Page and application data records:
----
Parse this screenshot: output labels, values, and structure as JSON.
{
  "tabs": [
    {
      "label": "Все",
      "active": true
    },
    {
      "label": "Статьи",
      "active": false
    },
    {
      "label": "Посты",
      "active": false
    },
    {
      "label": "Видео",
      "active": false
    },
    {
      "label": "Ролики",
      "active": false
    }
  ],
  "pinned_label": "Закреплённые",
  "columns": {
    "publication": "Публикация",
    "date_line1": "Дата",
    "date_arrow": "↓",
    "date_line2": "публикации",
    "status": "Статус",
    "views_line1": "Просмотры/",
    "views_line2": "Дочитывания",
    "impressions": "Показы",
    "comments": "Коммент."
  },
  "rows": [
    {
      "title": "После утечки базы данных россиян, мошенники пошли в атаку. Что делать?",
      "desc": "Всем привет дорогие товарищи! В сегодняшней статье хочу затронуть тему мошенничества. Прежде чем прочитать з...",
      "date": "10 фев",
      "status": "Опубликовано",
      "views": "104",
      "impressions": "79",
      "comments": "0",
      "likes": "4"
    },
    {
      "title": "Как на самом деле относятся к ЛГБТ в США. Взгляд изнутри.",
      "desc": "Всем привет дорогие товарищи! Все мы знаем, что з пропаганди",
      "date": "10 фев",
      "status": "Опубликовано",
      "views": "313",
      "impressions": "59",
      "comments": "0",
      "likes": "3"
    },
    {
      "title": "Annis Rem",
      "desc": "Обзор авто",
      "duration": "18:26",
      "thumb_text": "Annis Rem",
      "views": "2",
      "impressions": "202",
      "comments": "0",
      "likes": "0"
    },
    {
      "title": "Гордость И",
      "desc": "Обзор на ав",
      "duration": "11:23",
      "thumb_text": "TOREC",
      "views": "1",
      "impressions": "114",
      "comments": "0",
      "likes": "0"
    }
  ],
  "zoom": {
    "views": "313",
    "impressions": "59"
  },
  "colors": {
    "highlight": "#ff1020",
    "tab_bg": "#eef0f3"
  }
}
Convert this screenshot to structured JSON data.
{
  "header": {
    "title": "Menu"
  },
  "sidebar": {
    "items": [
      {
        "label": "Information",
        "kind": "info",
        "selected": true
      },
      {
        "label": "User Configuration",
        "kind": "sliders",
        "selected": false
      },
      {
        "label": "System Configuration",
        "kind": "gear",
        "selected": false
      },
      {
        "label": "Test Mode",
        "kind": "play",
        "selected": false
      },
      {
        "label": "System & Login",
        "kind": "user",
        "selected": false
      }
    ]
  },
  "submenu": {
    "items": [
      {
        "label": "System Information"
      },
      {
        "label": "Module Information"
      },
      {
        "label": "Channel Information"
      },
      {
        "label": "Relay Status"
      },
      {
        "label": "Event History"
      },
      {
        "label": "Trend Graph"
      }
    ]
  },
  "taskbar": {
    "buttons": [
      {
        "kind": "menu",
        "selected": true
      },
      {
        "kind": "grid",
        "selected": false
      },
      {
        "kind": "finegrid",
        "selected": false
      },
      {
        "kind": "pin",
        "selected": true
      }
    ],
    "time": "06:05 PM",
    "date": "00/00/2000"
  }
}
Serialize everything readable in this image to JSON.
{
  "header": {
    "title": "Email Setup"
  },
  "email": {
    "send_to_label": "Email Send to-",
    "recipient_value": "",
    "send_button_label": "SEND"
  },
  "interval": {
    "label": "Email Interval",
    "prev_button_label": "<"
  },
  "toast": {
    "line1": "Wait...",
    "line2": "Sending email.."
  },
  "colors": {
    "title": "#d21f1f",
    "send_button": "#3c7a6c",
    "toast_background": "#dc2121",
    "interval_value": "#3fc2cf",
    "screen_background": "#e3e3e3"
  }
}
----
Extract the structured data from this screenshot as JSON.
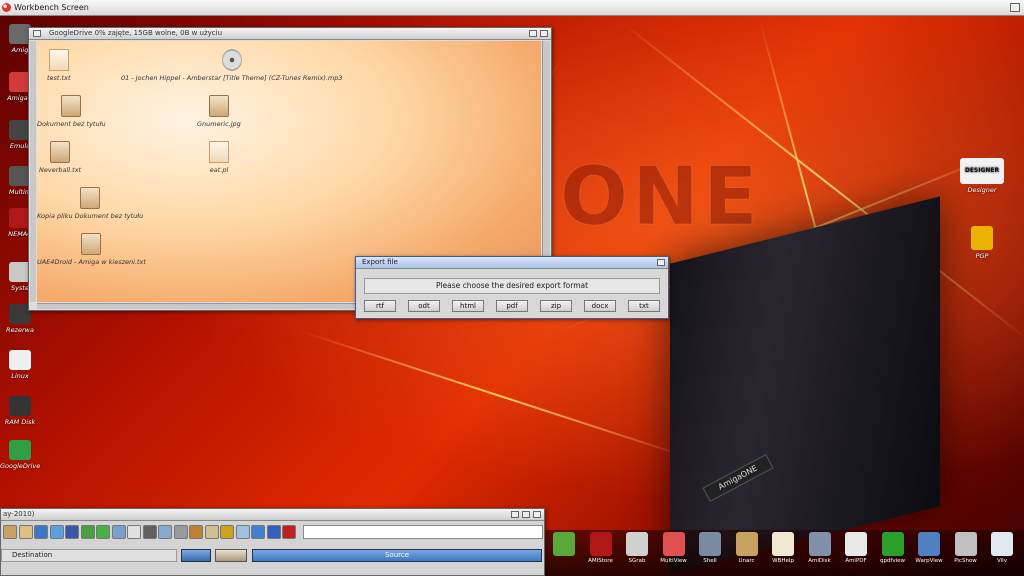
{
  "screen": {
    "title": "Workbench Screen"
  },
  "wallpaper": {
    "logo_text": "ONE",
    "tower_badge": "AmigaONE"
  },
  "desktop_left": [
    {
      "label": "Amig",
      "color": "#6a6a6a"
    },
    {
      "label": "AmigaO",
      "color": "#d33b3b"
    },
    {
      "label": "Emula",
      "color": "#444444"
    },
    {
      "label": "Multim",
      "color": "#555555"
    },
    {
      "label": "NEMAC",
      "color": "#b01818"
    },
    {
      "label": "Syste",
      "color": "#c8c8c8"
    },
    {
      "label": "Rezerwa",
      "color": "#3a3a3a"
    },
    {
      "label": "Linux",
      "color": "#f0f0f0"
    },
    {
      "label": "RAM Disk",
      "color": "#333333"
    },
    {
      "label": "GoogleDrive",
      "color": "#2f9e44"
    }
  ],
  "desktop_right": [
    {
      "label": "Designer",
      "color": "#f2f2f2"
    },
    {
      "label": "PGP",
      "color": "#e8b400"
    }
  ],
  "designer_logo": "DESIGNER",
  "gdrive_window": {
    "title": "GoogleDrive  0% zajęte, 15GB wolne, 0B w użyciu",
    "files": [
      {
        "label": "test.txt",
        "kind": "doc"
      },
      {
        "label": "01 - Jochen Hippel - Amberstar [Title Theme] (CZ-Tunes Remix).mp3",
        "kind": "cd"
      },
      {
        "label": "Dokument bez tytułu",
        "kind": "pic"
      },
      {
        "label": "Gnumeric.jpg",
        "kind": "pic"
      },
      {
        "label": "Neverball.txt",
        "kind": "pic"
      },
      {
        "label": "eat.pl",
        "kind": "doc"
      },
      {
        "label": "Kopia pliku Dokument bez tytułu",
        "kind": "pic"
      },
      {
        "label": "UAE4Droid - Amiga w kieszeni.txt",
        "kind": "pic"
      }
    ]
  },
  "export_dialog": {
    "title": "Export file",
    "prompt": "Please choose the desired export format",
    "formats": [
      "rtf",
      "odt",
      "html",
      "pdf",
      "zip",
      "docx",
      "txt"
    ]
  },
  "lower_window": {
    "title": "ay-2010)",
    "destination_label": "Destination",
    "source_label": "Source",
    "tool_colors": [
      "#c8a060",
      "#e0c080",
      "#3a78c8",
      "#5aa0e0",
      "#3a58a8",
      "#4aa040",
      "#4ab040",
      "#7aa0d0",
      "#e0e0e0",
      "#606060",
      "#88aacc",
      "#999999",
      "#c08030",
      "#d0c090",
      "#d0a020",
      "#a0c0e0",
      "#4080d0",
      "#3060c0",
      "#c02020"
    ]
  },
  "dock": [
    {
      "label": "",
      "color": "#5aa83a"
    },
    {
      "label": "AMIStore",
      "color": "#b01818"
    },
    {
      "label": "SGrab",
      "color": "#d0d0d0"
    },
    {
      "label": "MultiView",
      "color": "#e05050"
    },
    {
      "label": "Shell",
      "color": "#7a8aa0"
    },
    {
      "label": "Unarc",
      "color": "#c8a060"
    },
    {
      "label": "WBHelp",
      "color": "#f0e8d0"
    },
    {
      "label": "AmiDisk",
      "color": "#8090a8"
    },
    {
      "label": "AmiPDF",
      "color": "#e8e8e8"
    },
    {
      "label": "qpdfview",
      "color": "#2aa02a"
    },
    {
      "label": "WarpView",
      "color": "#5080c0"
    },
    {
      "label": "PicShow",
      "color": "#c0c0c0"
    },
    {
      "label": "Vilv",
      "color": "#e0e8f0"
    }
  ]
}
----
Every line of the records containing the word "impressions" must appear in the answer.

### Written answer
    "impressions": "Показы",
      "impressions": "79",
      "impressions": "59",
      "impressions": "202",
      "impressions": "114",
    "impressions": "59"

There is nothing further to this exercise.